This is custom heading element

CAIRNGORMS

The Cairngorm plateau is the highest plateau in Britain. Ben Macdui, Braeriach and Cairn Toul are the 2nd, 3rd and 4th highest mountains in the Top 500. Only Ben Nevis is higher. The Cairngorm ski centre is the oldest in the UK and a funicular railway opened in 2001 transporting skiers to over 3,500 ft.

There are 17 Top 500 Summits on the Cairngorm plateau.

1   Ben MacDui                              4,296ft                        2   Braeriach                                  4,252ft

3   Cairn Toul                                 4,236ft                        4   Beinn a’ Bhuird                        3,927ft

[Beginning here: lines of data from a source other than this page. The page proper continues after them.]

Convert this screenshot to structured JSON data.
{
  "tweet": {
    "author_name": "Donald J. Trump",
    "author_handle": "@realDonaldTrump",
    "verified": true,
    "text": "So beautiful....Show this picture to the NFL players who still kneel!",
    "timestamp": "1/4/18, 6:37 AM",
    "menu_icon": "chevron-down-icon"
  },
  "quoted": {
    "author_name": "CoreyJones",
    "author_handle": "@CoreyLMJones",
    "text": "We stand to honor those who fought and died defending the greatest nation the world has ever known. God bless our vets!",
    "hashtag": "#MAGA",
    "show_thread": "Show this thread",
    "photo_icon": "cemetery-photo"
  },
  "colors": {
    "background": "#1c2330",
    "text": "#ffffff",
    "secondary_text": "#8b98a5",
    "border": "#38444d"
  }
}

5   Beinn Mheadhoin                   3,878ft                         6   Ben Avon                                  3,843ft

7   Beinn Bhrotrain                       3,795ft                        8   Sgor Gaoith                              3,668ft

9   Bynack More                            3,575ft                        10 Beinn a’ Chaorainn                 3,550ft

11 Carn a’ Mhaim                         3,402ft                        12 Creag Mhor                              2,936ft

13 Geal Charn                               2,692ft                         14 Carn na Drochaide                  2,685ft

15 Sgor Mor                                   2,667ft                         16 Meall a’ Bhuachaille                2,657ft

17 Meallach Mhor                        2,522ft

The Cairngorms are unsurpassed for variety of hill scenery. At their summits are big arctic like plateaus, often windswept, together with high corries and crags. Lower down there are lochs, pine trees, wild glens, heather and moorland.  To reach the high summits distances are long and the weather can change quickly so care needs to be taken.

In my view the best walks in the Cairngorms start at the Linn of Dee, towards the east side near Braemar, and to experience the full glory of the Cairngorms I recommend a two day walk from the Linn of Dee with a night in Corrour bothy between Cairn Toul and Ben MacDui.

1. The Highest Cairngorms

Cairn Toul            4,236 ft

Ben Macdui          4,296 ft

Carn a’ Mhaim     3,402 ft

25 Miles. 7,000 ft climbing. Start. Linn of Dee

Linn of Dee
Linn of Dee

The Cairngorms are unsurpassed for variety of hill scenery. At their summits are big arctic like plateaus, often windswept, together with high corries and crags. Lower down there are lochs, pine trees, wild glens, heather and moorland.  To reach the high summits distances are long and the weather can change quickly so care needs to be taken.

In my view the best walks in the Cairngorms start at the Linn of Dee, towards the east side near Braemar, and to experience the full glory of the Cairngorms I recommend a two day walk from the Linn of Dee with a night in Corrour bothy between Cairn Toul and Ben MacDui.

Ben Macdui from Creag Bhalg
Ben Macdui from Creag Bhalg

From Corrour Bothy a good path heads west to the col between Devil’s Point and Cairn Toul and, with a short diversion, the Devil’s Point can be added. Now climb north for over two kilometres and 1,300ft to Cairn Toul. By now you will probably have had enough, but it is possible to go out and back to Angel’s Peak, extending the day by about one hour. From Cairn Toul return to Corrour Bothy.

After a good night’s sleep, hopefully, you return to the main path leading north through the Lairig Ghru Pass. After walking for nearly two kilometres, turn right up the hillside, near the Allt Clach nan Taillear, to reach the col between Carn a’ Mhaim and Ben MacDui. From the col climb 1,500ft north east to a bealach south east of the summit. A short walk north west takes you to the summit of Ben MacDui, the second highest summit in Britain and Ireland.

Ben Macdui across the Lairig Ghru
Ben Macdui across the Lairig Ghru. Credit "Get Lost Mountaineering"

Queen Victoria climbed Ben MacDui in 1859 and then wrote ‘It had a sublime and solemn effect, so wild, so solitary – no one but ourselves and our little party there…..I had a little whisky and water, as the people declared pure water would be too chilling.’ Ben MacDui is well known because of rumours concerning the grey man. Those who have seen ‘the big grey man’ claim it resembles a broken spectre or a Yeti.

From the summit retrace your steps back to the col between Ben MacDui and Carn a’ Mhaim, then follow the ridge as it climbs south to the summit of Carn a’ Mhaim. From here descend south east over a small top (1,014m) to join the path back to Derry Lodge where it meets the Luibeg Burn. It is an easy walk back to the Linn of Dee from here.